They say to write what you know…and unfortunately, I know a lot about grief.
When I was twenty-five, I lost my mother to a very quick cancer. I had no time to process the fact that she was sick, let alone dying. I was angry and in denial, and years of therapy later, I probably still am. But she was a very different kind of mom.
My father was an asshole. Period. He believed that when a relationship ended, so did his contact with his children. I’m one of five daughters. I have four sisters whom I’ll probably never get to know.
However, my mother made every effort to make up for his absence in my life. In fact, having a single mom was the norm to me, and that’s how we both liked it. I remember she once told me, “I had to have a daughter to have a best friend…” And that’s stuck with me until this day. She was right. We were so much more than mother and daughter.
She was the one I called every single night just to talk about my day, and I was the one she turned to when my grandmother upset her. We went to the theater together. We traveled together. We shared a love of restaurants and wined and dined every chance we had.

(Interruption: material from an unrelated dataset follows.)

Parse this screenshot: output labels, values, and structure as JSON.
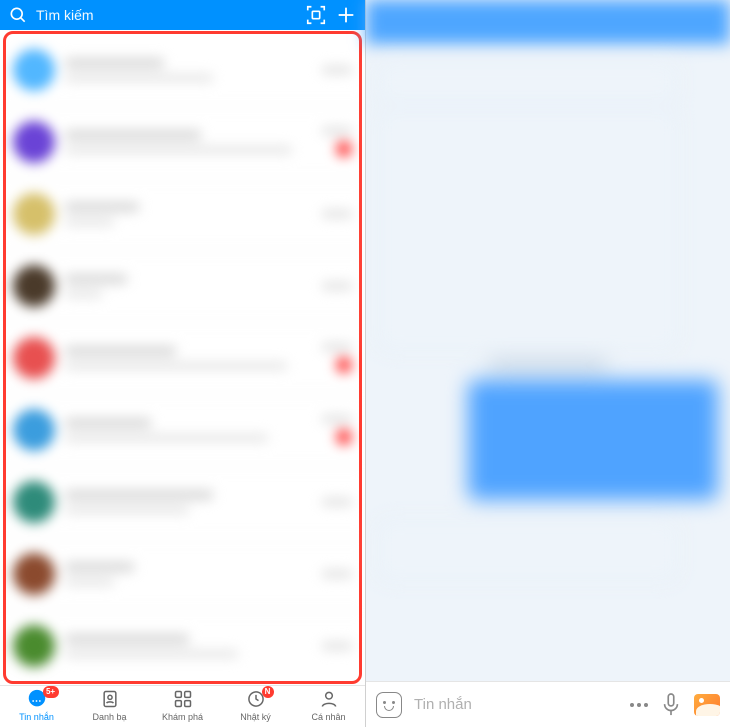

All of that togetherness, however, wasn’t born out of duty or necessity. We both really just enjoyed each other’s company. In me, she fostered a love of cats, theater, travel and New York City. We always had something to talk about.
She certainly wasn’t conventional. She cursed like a sailor, and she taught me some life’s lessons that shaped the independent woman I am today. She taught me how to believe in myself and to create a life of my own. She taught me how to make my own happiness. In fact, she packed my bags for New York just because she knew it was the only place in the world that truly made me happy.
Throughout my life, she supported any whim I had. She watched a chubby, clumsy me struggle through dance classes and cheerleading. She attended every single one of my school plays — when I was the star and when I didn’t even get marquis billing. She smiled through my attempts to sing in the children’s choir and to play the piano.
Through all of it, she always returned to what she thought I did best — writing. I admire her to this day for pushing me to write. My father was the writer.
I remember the day we were cleaning out the basement, and she found one of his old manuscripts. She didn’t hide it from me. She showed me. And she said, “You’re a much better writer. You have talent. He just put words down on a page.” We later burned his manuscript in retribution for his taking her Gene Pitney albums when they broke up.
She could have easily deterred me — guided me toward another passion. But instead, she was my biggest fan and encouraged me to major in journalism. In college, I spent months writing my final project — a huge essay on Eva Peron that was published in our literary magazine. I dedicated it to her. And she cried.
I never thought she’d be gone just four years later.
My favorite memories of her were after I moved to New York. I lived in 300 square-feet with my fifteen-pound cat, and she’d visit. Sometimes, she’d bring my friends with her. We’d been to the city so often when I was growing up, but she finally had the chance to sample what it was like to live in New York through me.
We built new traditions those last few years, some of which I’ve kept up today. But there’s not a day that goes by that I don’t think of her. I miss her so much that I can feel the physical pain. I wonder what she would say about how my life had turned out. I crave the advice she used to give me. And I miss talking to my best friend.
Most of all, though, I miss telling her how much I loved her. I wish I had just five more minutes with her. Hell, I’d settle for sixty seconds.
Chuck, I love you and miss you. Happy Mother’s Day up in Heaven. Go see a show with all of my Tragic Davids in the sky. Mwuahhh!